I wrote a long letter in Sanscrit to Priest Deekshithar Sahib and said my goodbyes to Sammy, Jock, Syn, Uncle Hogg Number 2 , plus my NCO’s and my commanding officer. I did not care about the other griffins, nor they me. But I would miss my NCO’s who had treated me very well. I asked my commanding officer what gifts were appropriate and he said ‘Simply become a good officer worthy of your munshis. Your teachers. However the bazaar that sells anything and everything here that a soldier wants or needs issues certificates. You can buy gift certificates for everyone.” I did accordingly, using up my entire tiny cadet pay.
Moving upcountry into the Mofussil was an amazing thing. The 600 mile trip was slated to last nearly the whole of the Cold Season. I guesstimated I would see my 18th birthday at Ferozepore. A whole wing of the army was moving up to release a whole wing moving down. The army on the march would stretch for over a mile. We spent one day just lining up in preparation for the march. A lot of the men were callow like myself. I was determined not to appear the total griffin so I questioned everyone who had traveled before and took notes and drew up to-do lists. I then announced a week of rehearsals! “Dear Indian Family! We are all griffins! New to the Frontier! We must not lose face and appear bumbling! So we will not leave it to the gods! We will rehearse!” And indeed we did – most comically. Even the cow laughed at us. Even Jock and Syn who came just in time to laugh! But then they most kindly helped my Indian Family and I rehearse hoisting a hill tent and packing and unpacking bullock carts for a 600 mile journey to the Mofussil Frontier! I filled sheets of paper with notes.
“Oh laddie!” Jock laughed. “How we will miss you! Only an earnest laddie like you would take notes like that!”
“Will you miss me?” I asked. “I will… I…I ….well….” Then I pompously shook their hands stiffly and felt the perfect fool.

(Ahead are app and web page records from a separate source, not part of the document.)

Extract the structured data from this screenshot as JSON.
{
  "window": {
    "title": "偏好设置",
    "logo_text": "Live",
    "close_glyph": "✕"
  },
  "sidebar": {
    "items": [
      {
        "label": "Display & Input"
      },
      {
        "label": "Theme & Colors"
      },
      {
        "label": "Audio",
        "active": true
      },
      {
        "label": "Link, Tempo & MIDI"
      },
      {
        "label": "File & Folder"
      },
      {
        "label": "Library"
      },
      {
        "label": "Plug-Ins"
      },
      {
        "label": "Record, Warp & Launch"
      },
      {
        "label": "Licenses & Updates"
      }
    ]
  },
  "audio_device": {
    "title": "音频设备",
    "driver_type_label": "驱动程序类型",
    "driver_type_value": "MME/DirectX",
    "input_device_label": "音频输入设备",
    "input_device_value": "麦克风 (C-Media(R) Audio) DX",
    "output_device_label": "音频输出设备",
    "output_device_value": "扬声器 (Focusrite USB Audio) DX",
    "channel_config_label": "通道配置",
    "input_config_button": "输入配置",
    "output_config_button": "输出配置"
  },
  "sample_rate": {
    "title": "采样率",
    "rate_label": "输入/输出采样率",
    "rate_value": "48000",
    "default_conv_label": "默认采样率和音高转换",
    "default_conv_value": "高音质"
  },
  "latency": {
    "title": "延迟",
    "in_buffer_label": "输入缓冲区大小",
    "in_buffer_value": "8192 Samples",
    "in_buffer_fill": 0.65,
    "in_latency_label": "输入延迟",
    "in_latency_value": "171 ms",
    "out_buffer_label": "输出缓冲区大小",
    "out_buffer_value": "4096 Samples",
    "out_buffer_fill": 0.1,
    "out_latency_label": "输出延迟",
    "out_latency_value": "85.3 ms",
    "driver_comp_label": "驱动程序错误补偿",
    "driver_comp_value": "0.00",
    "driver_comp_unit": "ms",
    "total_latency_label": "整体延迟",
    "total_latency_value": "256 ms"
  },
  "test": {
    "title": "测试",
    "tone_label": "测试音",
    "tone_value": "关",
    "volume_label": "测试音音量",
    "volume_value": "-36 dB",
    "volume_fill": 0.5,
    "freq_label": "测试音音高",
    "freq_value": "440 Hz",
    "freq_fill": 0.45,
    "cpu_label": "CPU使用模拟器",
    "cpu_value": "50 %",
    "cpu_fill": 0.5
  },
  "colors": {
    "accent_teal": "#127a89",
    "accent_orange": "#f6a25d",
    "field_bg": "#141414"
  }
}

I finally hired yet another munshi in all of the Punjab languages two days before moving out. He was a grizzled ex-courtier of a Principality recently decommissioned by ‘John Company’ and looking for a job. From being a secretary to a Nawab to being the munshi and secretary to a lieutenant might be a come-down but he did not reveal his emotions. My new munshi was an elegant 55 year old gent of noble face, Urdu refined voice, worn court clothes, slippers with holes in the soles, a turban of faded elegance, and a lifetime of memories of the vagaries of India. Was it the decline and fall of Mughal India? Or the Rise of British India? Or just another year of vagaries of invaders who came and went only to be forgotten in the dust of next year’s invaders?
“Sahib! I have worked for many royals who have begged and wept for their ‘John Company’ pensions. Even our Emperor, Zafar the Most Illustrious, clings to a pension no less than me! But I can still teach you everything you will need to know in the Punjab. From how to recite the most refined Urdu poetry, to how to sit on a divan during an audience, to how to woo a lovely lady below the orange trees at midnight, to how to sing songs to greet the dawn! And I am a secretary Sahib! I will keep your writing desk!”
“How about ducking slippers?”
The old man was momentarily nonplus but then smiled. “Oh Sahib! A reader of Urdu already! I may be an old man now but I can still remember the very best way to duck slippers being thrown by lovely ladies!”
“Good Sahib! Because we are marching out tomorrow! 600 miles straight north!”
“Good Sahib! As long as we are not walking!”